BEGIN Supplied material

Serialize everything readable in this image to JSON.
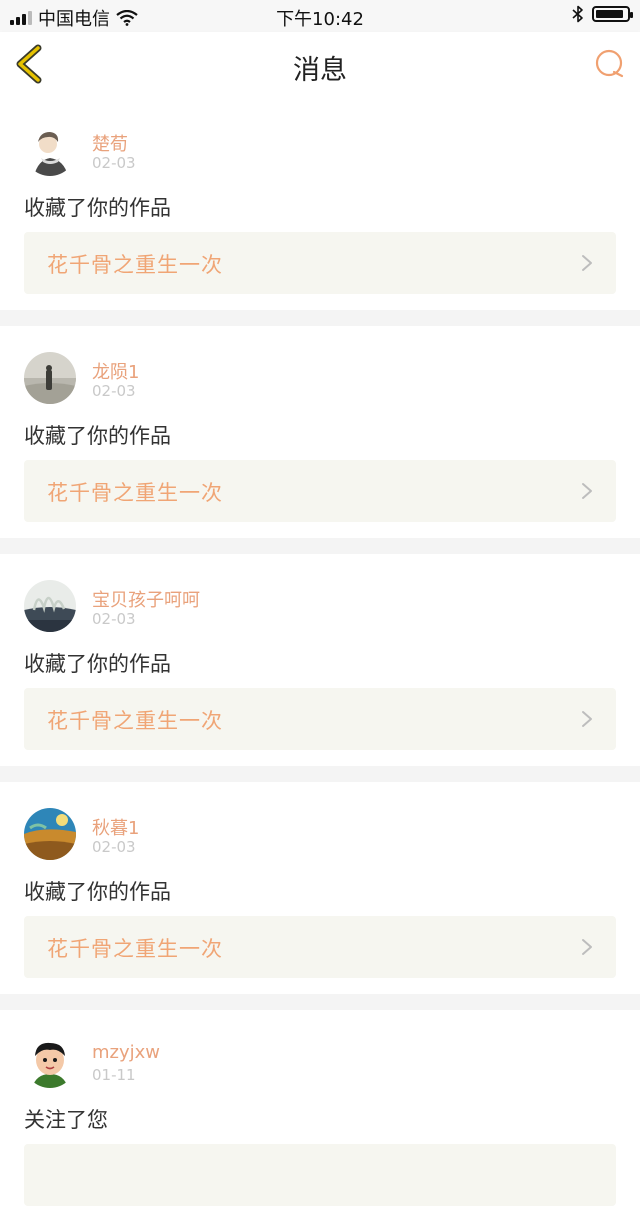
{
  "status_bar": {
    "carrier": "中国电信",
    "time": "下午10:42",
    "bluetooth_icon": "bluetooth-icon",
    "wifi_icon": "wifi-icon",
    "battery_level": 0.92
  },
  "nav": {
    "title": "消息",
    "back_icon": "chevron-left-icon",
    "search_icon": "search-icon",
    "accent": "#f0a070",
    "back_color": "#d9b400"
  },
  "messages": [
    {
      "user": "楚荀",
      "date": "02-03",
      "action": "收藏了你的作品",
      "work": "花千骨之重生一次"
    },
    {
      "user": "龙陨1",
      "date": "02-03",
      "action": "收藏了你的作品",
      "work": "花千骨之重生一次"
    },
    {
      "user": "宝贝孩子呵呵",
      "date": "02-03",
      "action": "收藏了你的作品",
      "work": "花千骨之重生一次"
    },
    {
      "user": "秋暮1",
      "date": "02-03",
      "action": "收藏了你的作品",
      "work": "花千骨之重生一次"
    },
    {
      "user": "mzyjxw",
      "date": "01-11",
      "action": "关注了您",
      "work": ""
    }
  ]
}
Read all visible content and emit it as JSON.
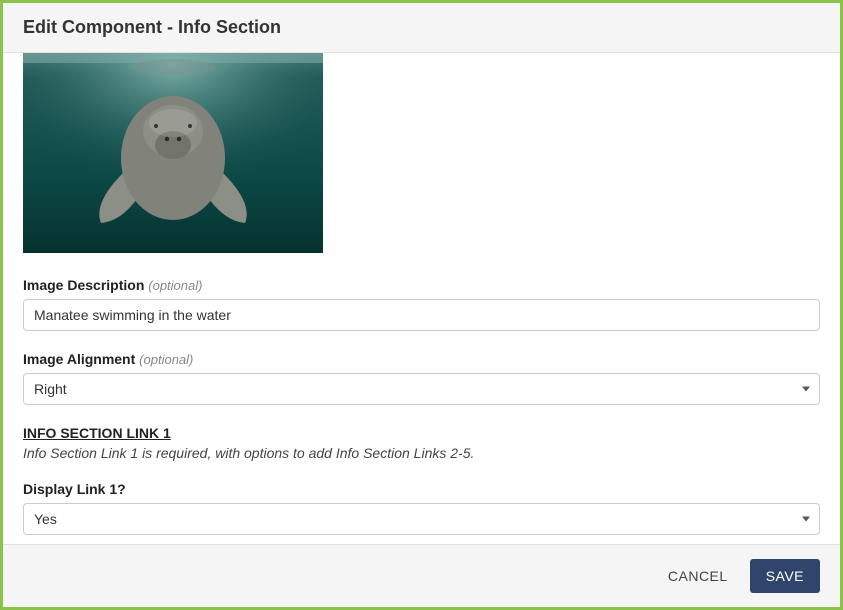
{
  "header": {
    "title": "Edit Component - Info Section"
  },
  "form": {
    "image_description": {
      "label": "Image Description",
      "optional_hint": "(optional)",
      "value": "Manatee swimming in the water"
    },
    "image_alignment": {
      "label": "Image Alignment",
      "optional_hint": "(optional)",
      "value": "Right"
    },
    "link_section": {
      "heading": "INFO SECTION LINK 1",
      "note": "Info Section Link 1 is required, with options to add Info Section Links 2-5."
    },
    "display_link_1": {
      "label": "Display Link 1?",
      "value": "Yes"
    }
  },
  "footer": {
    "cancel_label": "CANCEL",
    "save_label": "SAVE"
  }
}
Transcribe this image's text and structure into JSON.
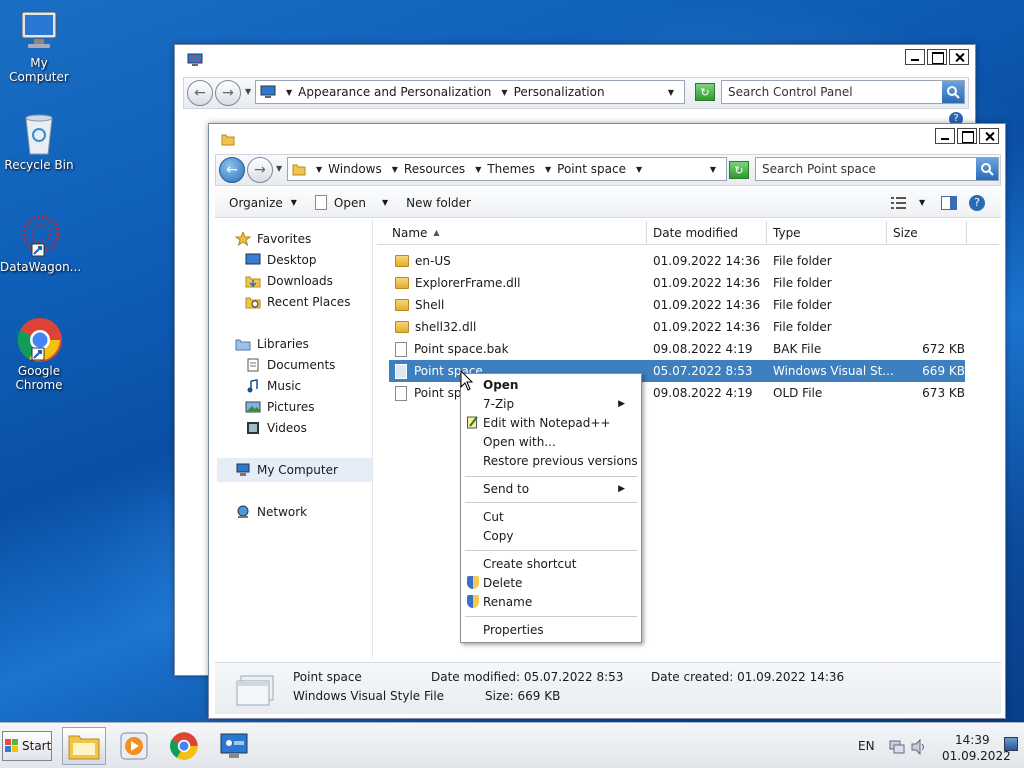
{
  "desktop": {
    "icons": [
      {
        "label": "My Computer"
      },
      {
        "label": "Recycle Bin"
      },
      {
        "label": "DataWagon..."
      },
      {
        "label": "Google Chrome"
      }
    ]
  },
  "control_panel": {
    "breadcrumb": [
      "Appearance and Personalization",
      "Personalization"
    ],
    "search_placeholder": "Search Control Panel"
  },
  "explorer": {
    "breadcrumb": [
      "Windows",
      "Resources",
      "Themes",
      "Point space"
    ],
    "search_placeholder": "Search Point space",
    "toolbar": {
      "organize": "Organize",
      "open": "Open",
      "new_folder": "New folder"
    },
    "nav": {
      "favorites": "Favorites",
      "desktop": "Desktop",
      "downloads": "Downloads",
      "recent": "Recent Places",
      "libraries": "Libraries",
      "documents": "Documents",
      "music": "Music",
      "pictures": "Pictures",
      "videos": "Videos",
      "computer": "My Computer",
      "network": "Network"
    },
    "columns": {
      "name": "Name",
      "date": "Date modified",
      "type": "Type",
      "size": "Size"
    },
    "files": [
      {
        "name": "en-US",
        "date": "01.09.2022 14:36",
        "type": "File folder",
        "size": "",
        "kind": "folder"
      },
      {
        "name": "ExplorerFrame.dll",
        "date": "01.09.2022 14:36",
        "type": "File folder",
        "size": "",
        "kind": "folder"
      },
      {
        "name": "Shell",
        "date": "01.09.2022 14:36",
        "type": "File folder",
        "size": "",
        "kind": "folder"
      },
      {
        "name": "shell32.dll",
        "date": "01.09.2022 14:36",
        "type": "File folder",
        "size": "",
        "kind": "folder"
      },
      {
        "name": "Point space.bak",
        "date": "09.08.2022 4:19",
        "type": "BAK File",
        "size": "672 KB",
        "kind": "file"
      },
      {
        "name": "Point space",
        "date": "05.07.2022 8:53",
        "type": "Windows Visual St...",
        "size": "669 KB",
        "kind": "style"
      },
      {
        "name": "Point spa",
        "date": "09.08.2022 4:19",
        "type": "OLD File",
        "size": "673 KB",
        "kind": "file"
      }
    ],
    "details": {
      "name": "Point space",
      "type": "Windows Visual Style File",
      "date_modified_label": "Date modified:",
      "date_modified": "05.07.2022 8:53",
      "size_label": "Size:",
      "size": "669 KB",
      "date_created_label": "Date created:",
      "date_created": "01.09.2022 14:36"
    }
  },
  "context_menu": {
    "open": "Open",
    "zip": "7-Zip",
    "notepad": "Edit with Notepad++",
    "open_with": "Open with...",
    "restore": "Restore previous versions",
    "send_to": "Send to",
    "cut": "Cut",
    "copy": "Copy",
    "shortcut": "Create shortcut",
    "delete": "Delete",
    "rename": "Rename",
    "properties": "Properties"
  },
  "taskbar": {
    "start": "Start",
    "lang": "EN",
    "time": "14:39",
    "date": "01.09.2022"
  }
}
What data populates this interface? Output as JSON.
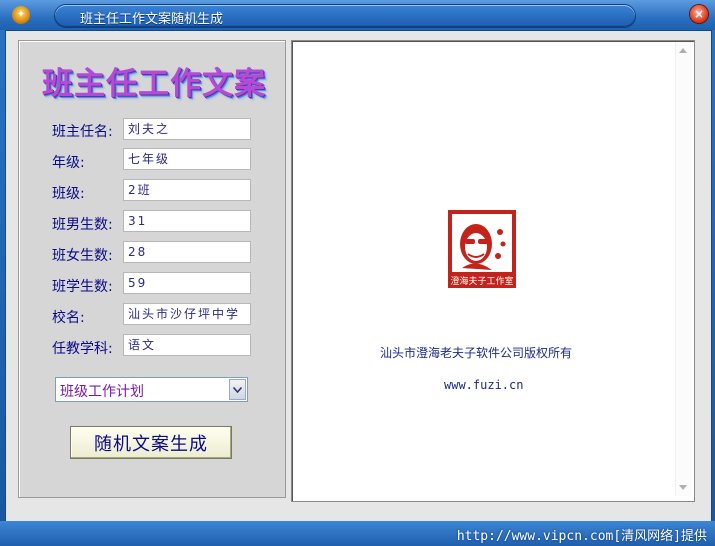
{
  "window": {
    "title": "班主任工作文案随机生成"
  },
  "form": {
    "heading": "班主任工作文案",
    "fields": [
      {
        "label": "班主任名:",
        "value": "刘夫之"
      },
      {
        "label": "年级:",
        "value": "七年级"
      },
      {
        "label": "班级:",
        "value": "2班"
      },
      {
        "label": "班男生数:",
        "value": "31"
      },
      {
        "label": "班女生数:",
        "value": "28"
      },
      {
        "label": "班学生数:",
        "value": "59"
      },
      {
        "label": "校名:",
        "value": "汕头市沙仔坪中学"
      },
      {
        "label": "任教学科:",
        "value": "语文"
      }
    ],
    "type_select": {
      "value": "班级工作计划"
    },
    "generate_button": "随机文案生成"
  },
  "preview": {
    "seal_text": "澄海夫子工作室",
    "copyright": "汕头市澄海老夫子软件公司版权所有",
    "website": "www.fuzi.cn"
  },
  "watermark": "http://www.vipcn.com[清风网络]提供",
  "colors": {
    "title_bar": "#2b6fc0",
    "label_text": "#0a0a8a",
    "heading": "#b44bd6",
    "seal_red": "#c4231b"
  }
}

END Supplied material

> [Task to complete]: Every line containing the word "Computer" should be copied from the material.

> [Worked solution]:
        "label": "My Computer"
      "computer": "My Computer",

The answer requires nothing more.